Chances Are

by James Reed
(from Flash!Point)

The trainer’s head was shaped like a pear. The fat bottom part sat on his collar and concealed the knot of his tie. He had a bristling grey mustache that he carefully brushed, and the narrowing top of his head sported a wedge of hair as smooth as plastic. The skin on either side of it gleamed. His eyes were blue and watery and sad, but he smiled easily and seemed to mean it. His breath carried an air of peppermint because of the single disc of candy he slipped into his mouth just before entering each customer’s door.
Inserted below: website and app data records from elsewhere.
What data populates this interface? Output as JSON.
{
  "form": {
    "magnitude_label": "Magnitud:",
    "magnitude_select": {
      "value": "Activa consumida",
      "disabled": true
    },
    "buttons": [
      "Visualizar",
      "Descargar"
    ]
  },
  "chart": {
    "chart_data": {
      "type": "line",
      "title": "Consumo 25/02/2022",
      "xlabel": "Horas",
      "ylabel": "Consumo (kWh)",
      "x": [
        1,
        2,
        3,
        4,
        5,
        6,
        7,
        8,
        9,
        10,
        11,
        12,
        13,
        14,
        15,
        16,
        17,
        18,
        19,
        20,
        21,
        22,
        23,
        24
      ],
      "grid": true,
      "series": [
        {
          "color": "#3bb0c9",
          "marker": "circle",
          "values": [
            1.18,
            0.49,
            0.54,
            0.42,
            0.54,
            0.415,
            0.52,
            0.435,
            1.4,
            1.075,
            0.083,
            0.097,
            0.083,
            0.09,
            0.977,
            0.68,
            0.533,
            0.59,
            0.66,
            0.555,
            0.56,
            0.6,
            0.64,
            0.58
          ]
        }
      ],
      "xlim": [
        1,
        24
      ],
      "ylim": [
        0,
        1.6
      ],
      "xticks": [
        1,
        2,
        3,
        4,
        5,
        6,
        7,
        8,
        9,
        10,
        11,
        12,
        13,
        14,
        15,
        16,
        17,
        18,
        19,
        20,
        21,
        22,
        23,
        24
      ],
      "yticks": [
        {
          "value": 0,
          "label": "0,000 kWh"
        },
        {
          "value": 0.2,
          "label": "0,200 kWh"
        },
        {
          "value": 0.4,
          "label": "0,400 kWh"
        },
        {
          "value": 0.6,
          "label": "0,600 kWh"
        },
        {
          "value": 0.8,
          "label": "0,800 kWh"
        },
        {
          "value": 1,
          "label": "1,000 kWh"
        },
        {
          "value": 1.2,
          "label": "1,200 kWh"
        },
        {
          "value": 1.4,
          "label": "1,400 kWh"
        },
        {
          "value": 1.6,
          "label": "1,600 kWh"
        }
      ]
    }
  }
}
His assistant, the trainer-trainee, attended to her breath by chewing gum. At least she kept her mouth closed when she did it. That was as much credit as he would give her. The constant pump of her jaw looked unprofessional, he thought, and she didn’t need any more points against her. It wasn’t that she was plain but that she was slightly unkempt. Her hair swept around her head like photos of cloud patterns taken from space. Her makeup was okay, a little heavy, perhaps, but at least she tried. He wasn’t fond of the clumps of lipstick that gathered in the corners of her mouth.

 He was introducing her to customers because he’d been promoted and would be moving to a district suffering difficulties. He didn’t think he was the troubleshooting type, but the money was too good to argue, and he supposed he was ready for a change. How many ways could you tell someone a new sequence of buttons or how to clear a jam?

"Monica here will be taking over the territory," he told people he’d known for years.

"So where are you going?" they’d say, and he’d tell them and they’d wish him luck. Or they would declare it was about time he got booted up where he couldn’t do any damage.

And this went on for three or four weeks.

Nobody cared if they ever saw him again, and he didn’t care, either. He knew that Irv Hansen’s son pitched a shutout at sixteen and died the next day when a drunk driver hit him head-on at 3:00 o’clock in the afternoon. Then there was Celia Pierce, who played Bob Cratchit’s wife every Christmas and, between the two of them, wished she had the nerve to turn it down, just once, mind you, so she could visit her sister in New York. And of course all the customers knew how he drove the family out to Estes Park for two weeks of camping every summer.

So now everyone had tucked in their heads odd facts which might pop out at any moment for the rest of their lives, and that was the extent of it. They were pieces of trivia, every one of them, and he was only forty-six years old.

On his next to last day Monica asked if he wanted a drink. He said yes because she was trying to do the decent thing despite the fact that they clearly didn’t care for each other one way or not. He’d done his duty in making sure she knew the customers and all the bureaucratic quirks he could think of, and even though he wasn’t confident she would last more than two years, he wasn’t one to let anybody say he had been remiss in any capacity. That included accepting her offer made as a gesture of thanks.

But when she toasted his success, he couldn’t bring himself to lift his glass in return. He saw only that her mouth was thick with lipstick and that little balls of it had lodged themselves in the cracks and creases. Her face was uniformly tan and looked slightly dusty. Wisps of black hair wrapped themselves around her head, which moved constantly because of the gum she chewed even while sipping her margarita.

He saw himself in her face. He was twenty years older and male, with jowls and better grooming and candy instead of gum. He was her future, which didn’t seem to bother or even occur to her. So he said, "Do yourself a favor." He pulled the bag of peppermints from his suitcoat and said, "Suck on these and get yourself a good dentist. It’s about your only chance." Then he thanked her for the drink and walked out to his car, wondering what chance it was he thought he’d had. Or if any such thing had ever troubled his brow.